Perugia lies on a hill inhabited ever since the prehistoric times; it was first a settlement of the Umbrians, then it passed under the rule of the Etruscans, becoming one of the most important cities in the High Tiber Valley.

Conquered by the Romans, Perugia was deeply involved in the civil war between Antonio and Ottaviano; this latter took possession of the town in 40 B.C. and this, after being heavily destroyed, was given the name of "Augusta".

After the fall of the Roman Empire Perugia was destroyed again by Totila in 547; then it belonged to the Byzantine dominions, and finally it became a powerful independent city-state allied to the Papal State.

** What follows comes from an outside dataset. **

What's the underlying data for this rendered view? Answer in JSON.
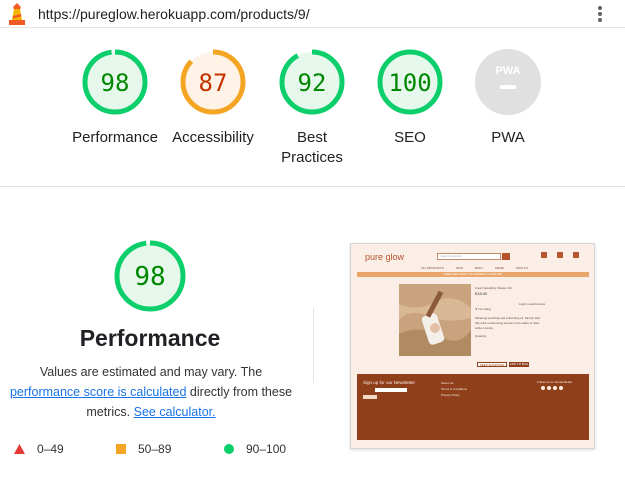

The 14th century was characterised by violent struggles between Nobles (Beccherini) and Populars (Raspanti) and by the war against the Pope who wanted the Umbrian cities to be under his rule; the war finished with the Peace of Bologna in 1370, when Perugia was forced to recognise the Papal authority.

Also in the following centuries the town continued to be divided into various rival factions fighting to come to power: the Popular government leaded by Biordo Michelotti was replaced by the sway of the soldier of fortune Braccio Fortebraccio; the leading families were always making conspiracies and massacres, causing a grave moral and political decline.

In 1540 Perugia was placed under the direct control of the Papal State and pope Paolo III ordered to Antonio da Sangallo the erection of the Rocca Paolina, symbol of the papal power over the city.

The papal rule continued brief breaks excepted during the French occupation and the Roman Republic until the formation of the Kingdom of Italy in 1861.

Perugia today is a modern and cosmopolitan city known all over the world because of its cultural events and the University for Foreigners.

Proud of its historical traditions and the beautiful buildings of the past, Perugia let itself be admired in its thousand picturesque corners where present and past integrate one another and create an unforgettable atmosphere.

Sources: